Prompt
Leaving out the images, return the data below exactly as it is written.

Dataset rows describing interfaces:

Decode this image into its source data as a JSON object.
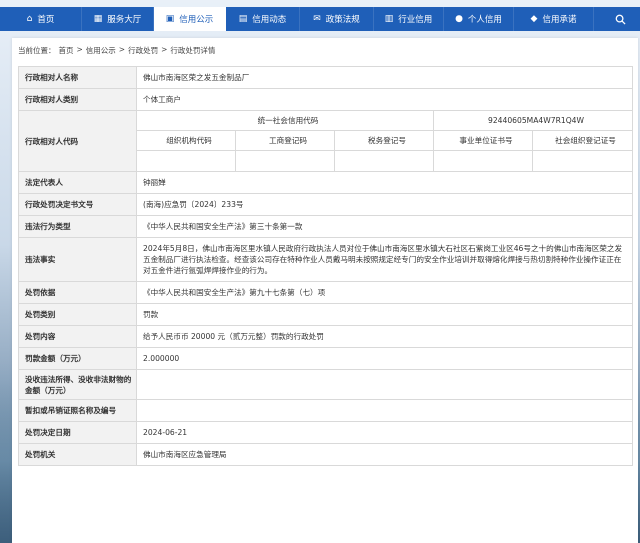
{
  "nav": {
    "items": [
      {
        "label": "首页",
        "icon": "⌂"
      },
      {
        "label": "服务大厅",
        "icon": "▦"
      },
      {
        "label": "信用公示",
        "icon": "▣"
      },
      {
        "label": "信用动态",
        "icon": "▤"
      },
      {
        "label": "政策法规",
        "icon": "✉"
      },
      {
        "label": "行业信用",
        "icon": "▥"
      },
      {
        "label": "个人信用",
        "icon": "●"
      },
      {
        "label": "信用承诺",
        "icon": "◆"
      }
    ],
    "search_icon": "search-icon",
    "active_color": "#1f5fb8"
  },
  "breadcrumb": {
    "prefix": "当前位置：",
    "items": [
      "首页",
      "信用公示",
      "行政处罚",
      "行政处罚详情"
    ],
    "sep": ">"
  },
  "details": {
    "name_label": "行政相对人名称",
    "name_value": "佛山市南海区荣之发五金制品厂",
    "category_label": "行政相对人类别",
    "category_value": "个体工商户",
    "code_label": "行政相对人代码",
    "uscc_label": "统一社会信用代码",
    "uscc_value": "92440605MA4W7R1Q4W",
    "sub_headers": [
      "组织机构代码",
      "工商登记码",
      "税务登记号",
      "事业单位证书号",
      "社会组织登记证号"
    ],
    "legal_label": "法定代表人",
    "legal_value": "钟丽婵",
    "doc_label": "行政处罚决定书文号",
    "doc_value": "(南海)应急罚〔2024〕233号",
    "violation_type_label": "违法行为类型",
    "violation_type_value": "《中华人民共和国安全生产法》第三十条第一款",
    "facts_label": "违法事实",
    "facts_value": "2024年5月8日，佛山市南海区里水镇人民政府行政执法人员对位于佛山市南海区里水镇大石社区石紫岗工业区46号之十的佛山市南海区荣之发五金制品厂进行执法检查。经查该公司存在特种作业人员戴马明未按照规定经专门的安全作业培训并取得熔化焊接与热切割特种作业操作证正在对五金件进行氩弧焊焊接作业的行为。",
    "basis_label": "处罚依据",
    "basis_value": "《中华人民共和国安全生产法》第九十七条第（七）项",
    "ptype_label": "处罚类别",
    "ptype_value": "罚款",
    "content_label": "处罚内容",
    "content_value": "给予人民币币 20000 元（贰万元整）罚款的行政处罚",
    "amount_label": "罚款金额（万元）",
    "amount_value": "2.000000",
    "confiscate_label": "没收违法所得、没收非法财物的金额（万元）",
    "confiscate_value": "",
    "license_label": "暂扣或吊销证照名称及编号",
    "license_value": "",
    "date_label": "处罚决定日期",
    "date_value": "2024-06-21",
    "org_label": "处罚机关",
    "org_value": "佛山市南海区应急管理局"
  }
}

Response box
Decode this image into its source data as a JSON object.
{
  "nav": {
    "items": [
      {
        "label": "首页",
        "icon": "⌂"
      },
      {
        "label": "服务大厅",
        "icon": "▦"
      },
      {
        "label": "信用公示",
        "icon": "▣"
      },
      {
        "label": "信用动态",
        "icon": "▤"
      },
      {
        "label": "政策法规",
        "icon": "✉"
      },
      {
        "label": "行业信用",
        "icon": "▥"
      },
      {
        "label": "个人信用",
        "icon": "●"
      },
      {
        "label": "信用承诺",
        "icon": "◆"
      }
    ],
    "search_icon": "search-icon",
    "active_color": "#1f5fb8"
  },
  "breadcrumb": {
    "prefix": "当前位置：",
    "items": [
      "首页",
      "信用公示",
      "行政处罚",
      "行政处罚详情"
    ],
    "sep": ">"
  },
  "details": {
    "name_label": "行政相对人名称",
    "name_value": "佛山市南海区荣之发五金制品厂",
    "category_label": "行政相对人类别",
    "category_value": "个体工商户",
    "code_label": "行政相对人代码",
    "uscc_label": "统一社会信用代码",
    "uscc_value": "92440605MA4W7R1Q4W",
    "sub_headers": [
      "组织机构代码",
      "工商登记码",
      "税务登记号",
      "事业单位证书号",
      "社会组织登记证号"
    ],
    "legal_label": "法定代表人",
    "legal_value": "钟丽婵",
    "doc_label": "行政处罚决定书文号",
    "doc_value": "(南海)应急罚〔2024〕233号",
    "violation_type_label": "违法行为类型",
    "violation_type_value": "《中华人民共和国安全生产法》第三十条第一款",
    "facts_label": "违法事实",
    "facts_value": "2024年5月8日，佛山市南海区里水镇人民政府行政执法人员对位于佛山市南海区里水镇大石社区石紫岗工业区46号之十的佛山市南海区荣之发五金制品厂进行执法检查。经查该公司存在特种作业人员戴马明未按照规定经专门的安全作业培训并取得熔化焊接与热切割特种作业操作证正在对五金件进行氩弧焊焊接作业的行为。",
    "basis_label": "处罚依据",
    "basis_value": "《中华人民共和国安全生产法》第九十七条第（七）项",
    "ptype_label": "处罚类别",
    "ptype_value": "罚款",
    "content_label": "处罚内容",
    "content_value": "给予人民币币 20000 元（贰万元整）罚款的行政处罚",
    "amount_label": "罚款金额（万元）",
    "amount_value": "2.000000",
    "confiscate_label": "没收违法所得、没收非法财物的金额（万元）",
    "confiscate_value": "",
    "license_label": "暂扣或吊销证照名称及编号",
    "license_value": "",
    "date_label": "处罚决定日期",
    "date_value": "2024-06-21",
    "org_label": "处罚机关",
    "org_value": "佛山市南海区应急管理局"
  }
}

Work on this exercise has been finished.